Offering fraud: SEC v. Aequitas Management, LLC, Civil Action No. 3:16-cv-00438 (D. Or. Filed March 10, 2016). Defendants Robert Jesenik, Brian Oliver and Scott Gillis owned and controlled a group of companies under defendant Aequitas Management. Those firms included: Aequitas Holdings, LLC, which owned Aequitas Commercial Finance, LLC or ACF, which controlled at least seven subsidiaries that acquired or invested in a portfolio of trade receivables as well as Acequitas Capital Management, Inc. or ACM, and had stakes in the Acquitas Funds and other affiliates; ACM also served as the manager of ACF and was the sole owner of Aequitas Investment Management, LLC, a registered investment adviser and the manager of the Aequitas Funds. Each of the aforementioned named entities is a defendant in the litigation. Since 2003 ACF has raised hundreds of millions of dollars from numerous investors through the issuance of promissory notes at favorable rates through a program known as the Private Note Program. From 2011 through 2013 ACF was profitable. Its trade receivables were heavily concentrated in educational loans from Corinthian Colleges which defaulted in 2014 and filed for Chapter 11 protection the next. This caused financial difficulty. Nevertheless, in 2014 and 2015 the group was able to raise about $350 million without disclosing its true financial condition to investors – it was concealed by a large, but uncollectable inter-firm receivable. In February 2016 a consultant was retained to conduct an orderly wind-down of the business. Exchange Act Section 10(b) and Advisers Act Sections 206(1), 206(2) and 206(4). The case is in litigation.
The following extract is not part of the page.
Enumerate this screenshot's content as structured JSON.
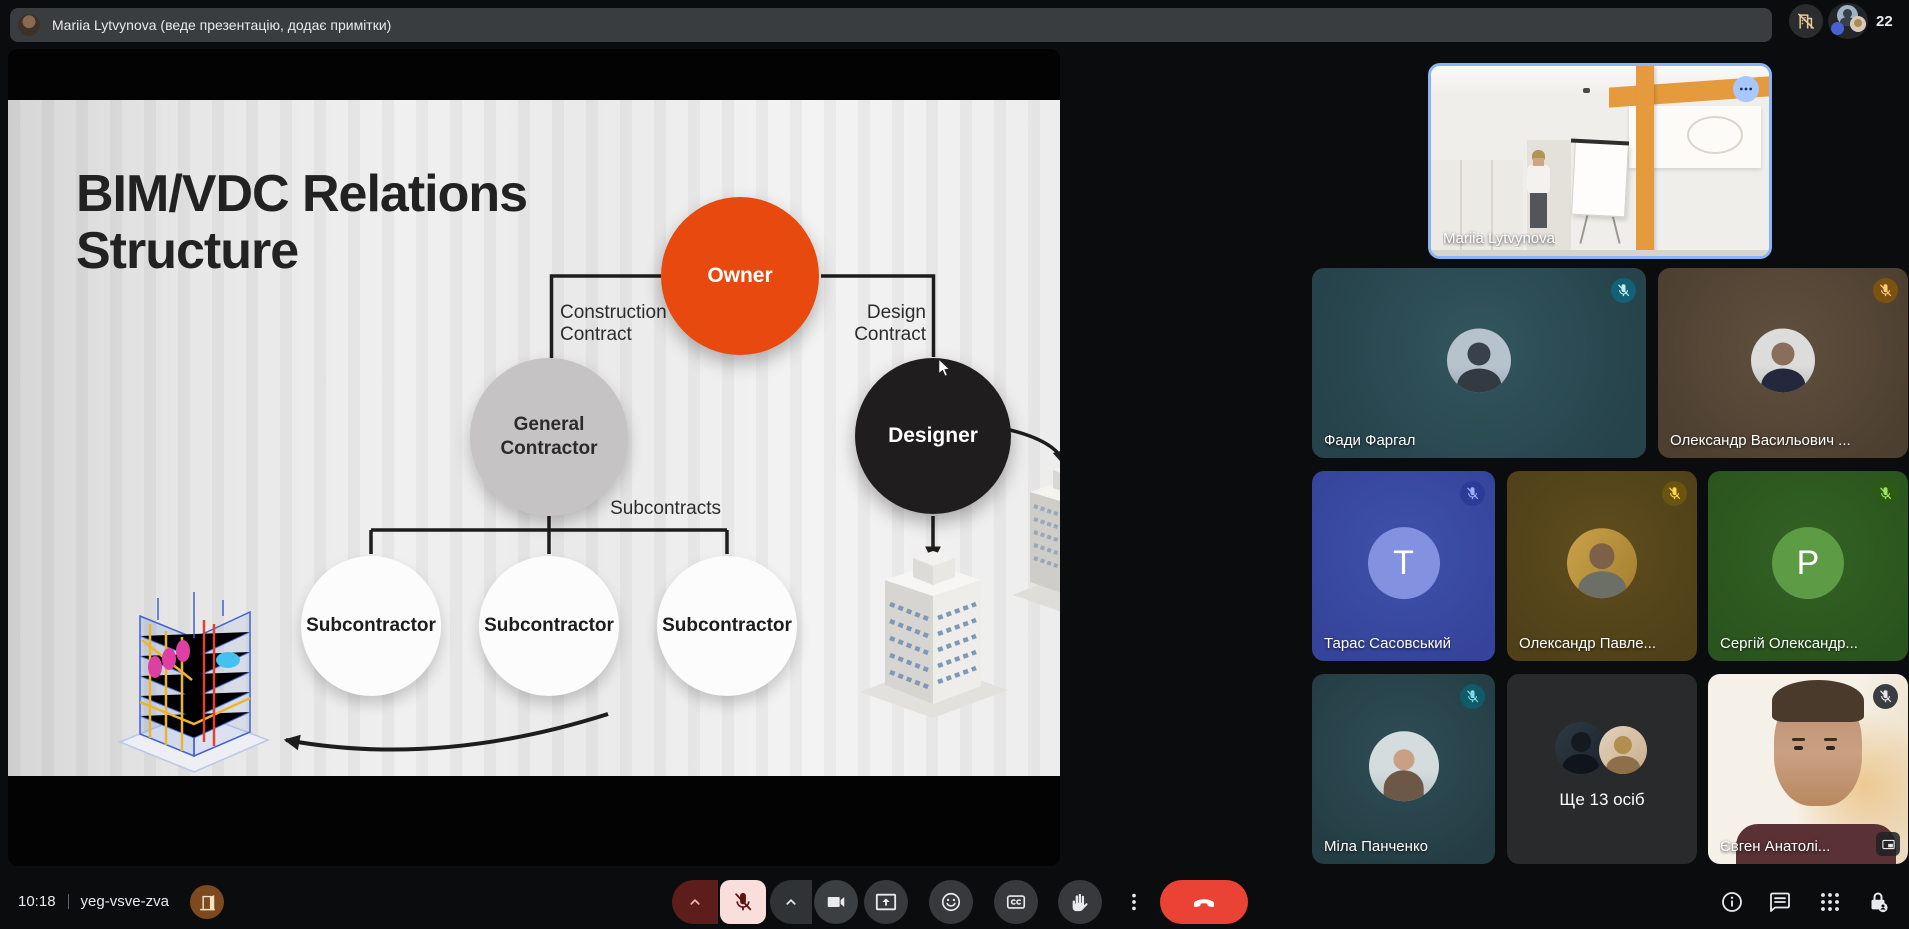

Disciplinary actions: The Board announced settled disciplinary orders in which five audit firms were sanctioned for violating the independence requirements. A sixth firm was not sanctioned based on its extraordinary cooperation (here).
Insider trading: Fei Yu pleaded guilty to one charge of insider trading with a second to be considered at sentencing. He purchased shares and contracts for difference in Veda Advantage Ltd in January 2007 while in possession of information about a proposed take over of the firm by Pacific Equity Partners. The information was acquired from a close friend who was an executive in the corporate finance advisory division of Caliburn Partnership, an adviser to Veda. The trades were placed through his mother’s account and that of an associate. Mr. Yu invested about $35,000 and had profits of $20,000. Sentencing will be on 21 July 2016.
Client funds: The Securities and Futures Commission fined Uniccorn Securities Co. and its former responsible officer, Chan Hoi Shu, respectively, $3 million and $200,000. Mr. Chan was also suspended for a period of 15 months. The SFC found that the firm and Mr. Shu repeatedly failed to follow client directives with respect to the payment of dividends and that funds had been taken from client accounts without the proper authorization, a fact that also illustrated the lack of appropriate procedures.
Insider dealing: Damian Clarke, a former equities trader at Schroders Investment Management Limited, pleaded guilty to a total of nine counts of insider dealing. He obtained the information through his position as an equity trader at the firm. Overall he had trading profits of £155,161,98. Sentencing will be held 13 June 2016.